= Activity =
The text of every record, exactly as given and with no pictures, should be your output.

(Data records for software interfaces)
━━━━
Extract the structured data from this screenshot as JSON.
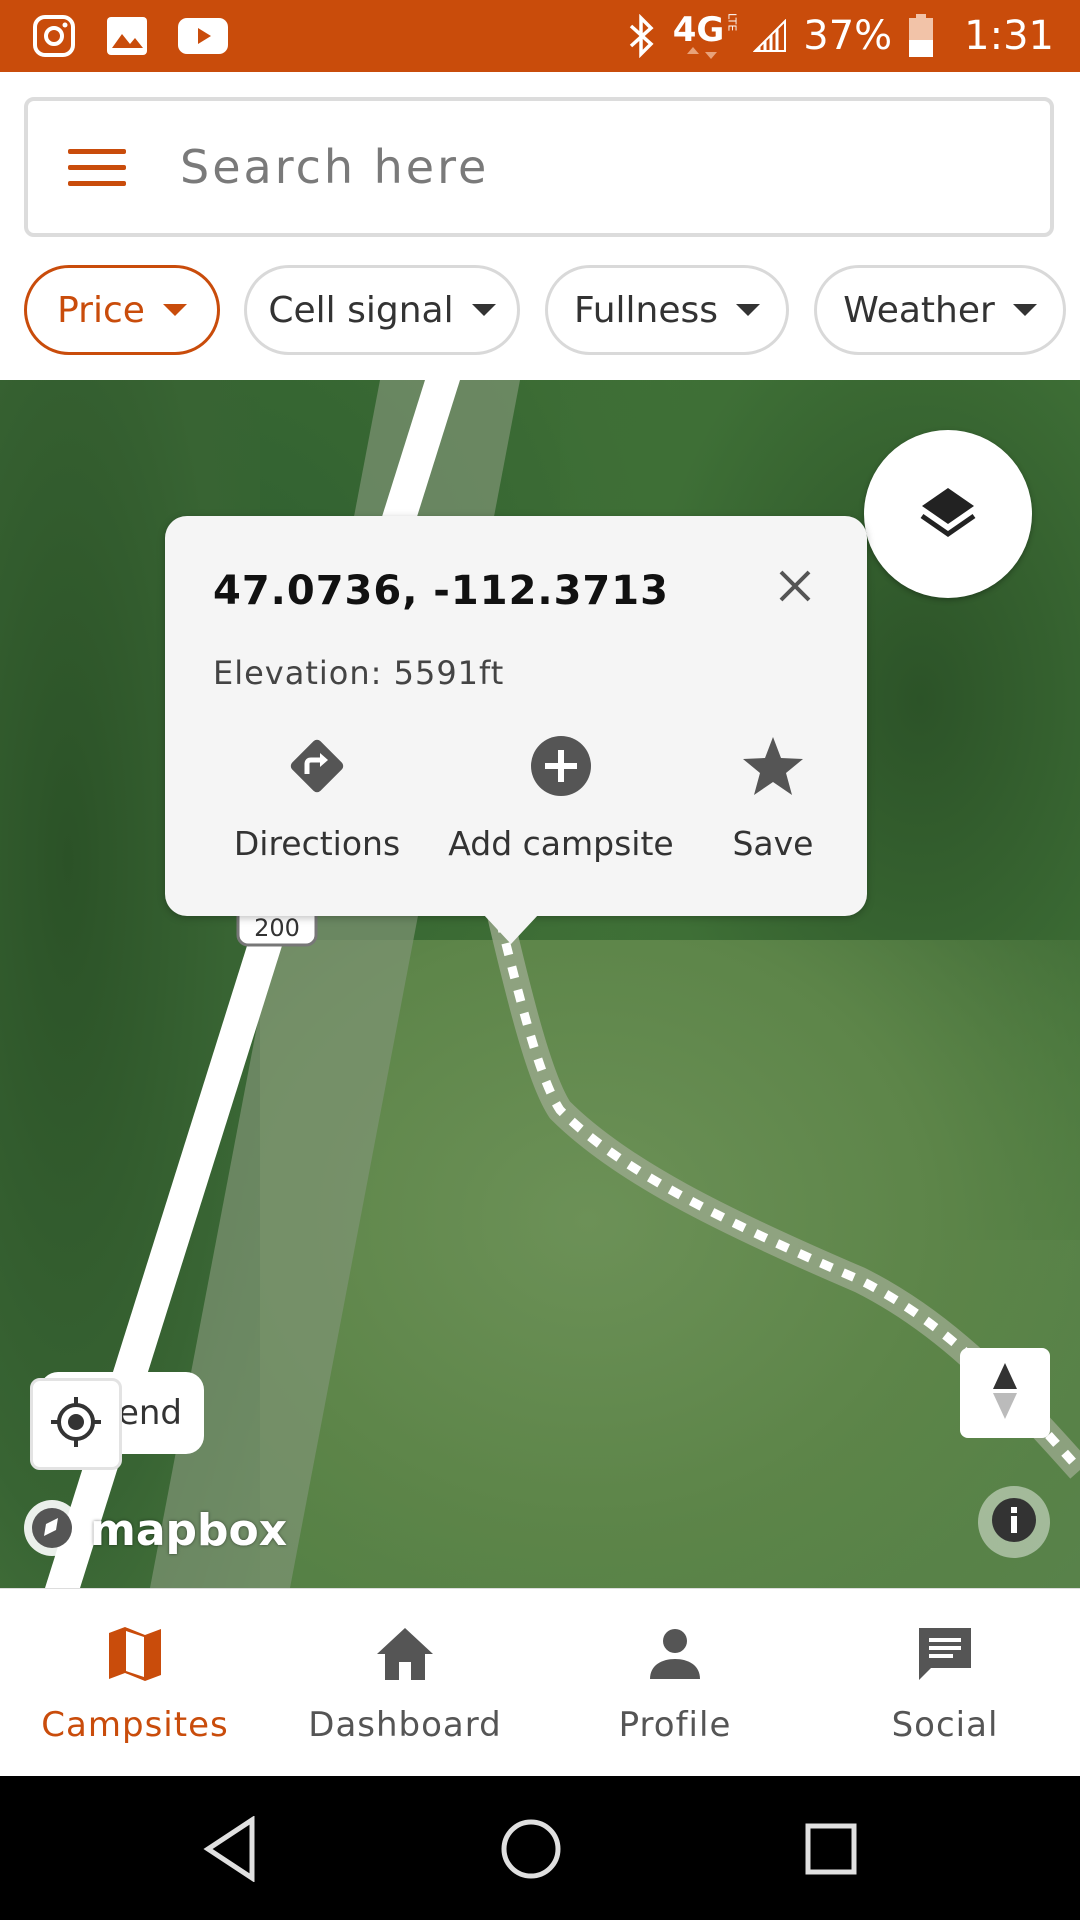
{
  "status_bar": {
    "network": "4G",
    "network_sub": "LTE",
    "battery_percent": "37%",
    "time": "1:31",
    "left_icons": [
      "instagram-icon",
      "gallery-icon",
      "youtube-icon"
    ],
    "right_icons": [
      "bluetooth-icon",
      "network-icon",
      "signal-icon",
      "battery-icon"
    ]
  },
  "search": {
    "placeholder": "Search here",
    "value": ""
  },
  "filters": [
    {
      "label": "Price",
      "active": true
    },
    {
      "label": "Cell signal",
      "active": false
    },
    {
      "label": "Fullness",
      "active": false
    },
    {
      "label": "Weather",
      "active": false
    }
  ],
  "popup": {
    "coordinates": "47.0736, -112.3713",
    "elevation": "Elevation: 5591ft",
    "actions": [
      {
        "label": "Directions",
        "icon": "directions-icon"
      },
      {
        "label": "Add campsite",
        "icon": "add-circle-icon"
      },
      {
        "label": "Save",
        "icon": "star-icon"
      }
    ]
  },
  "map": {
    "road_shield": "200",
    "legend_label": "Legend",
    "legend_visible_text": "end",
    "attribution": "mapbox"
  },
  "bottom_nav": [
    {
      "label": "Campsites",
      "icon": "map-icon",
      "active": true
    },
    {
      "label": "Dashboard",
      "icon": "home-icon",
      "active": false
    },
    {
      "label": "Profile",
      "icon": "person-icon",
      "active": false
    },
    {
      "label": "Social",
      "icon": "chat-icon",
      "active": false
    }
  ],
  "colors": {
    "accent": "#c94c0b",
    "status_bar": "#c94c0b",
    "inactive_text": "#555555"
  }
}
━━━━
= Solution to the exercise =
Extract the structured data from this screenshot as JSON.
{
  "status_bar": {
    "network": "4G",
    "network_sub": "LTE",
    "battery_percent": "37%",
    "time": "1:31",
    "left_icons": [
      "instagram-icon",
      "gallery-icon",
      "youtube-icon"
    ],
    "right_icons": [
      "bluetooth-icon",
      "network-icon",
      "signal-icon",
      "battery-icon"
    ]
  },
  "search": {
    "placeholder": "Search here",
    "value": ""
  },
  "filters": [
    {
      "label": "Price",
      "active": true
    },
    {
      "label": "Cell signal",
      "active": false
    },
    {
      "label": "Fullness",
      "active": false
    },
    {
      "label": "Weather",
      "active": false
    }
  ],
  "popup": {
    "coordinates": "47.0736, -112.3713",
    "elevation": "Elevation: 5591ft",
    "actions": [
      {
        "label": "Directions",
        "icon": "directions-icon"
      },
      {
        "label": "Add campsite",
        "icon": "add-circle-icon"
      },
      {
        "label": "Save",
        "icon": "star-icon"
      }
    ]
  },
  "map": {
    "road_shield": "200",
    "legend_label": "Legend",
    "legend_visible_text": "end",
    "attribution": "mapbox"
  },
  "bottom_nav": [
    {
      "label": "Campsites",
      "icon": "map-icon",
      "active": true
    },
    {
      "label": "Dashboard",
      "icon": "home-icon",
      "active": false
    },
    {
      "label": "Profile",
      "icon": "person-icon",
      "active": false
    },
    {
      "label": "Social",
      "icon": "chat-icon",
      "active": false
    }
  ],
  "colors": {
    "accent": "#c94c0b",
    "status_bar": "#c94c0b",
    "inactive_text": "#555555"
  }
}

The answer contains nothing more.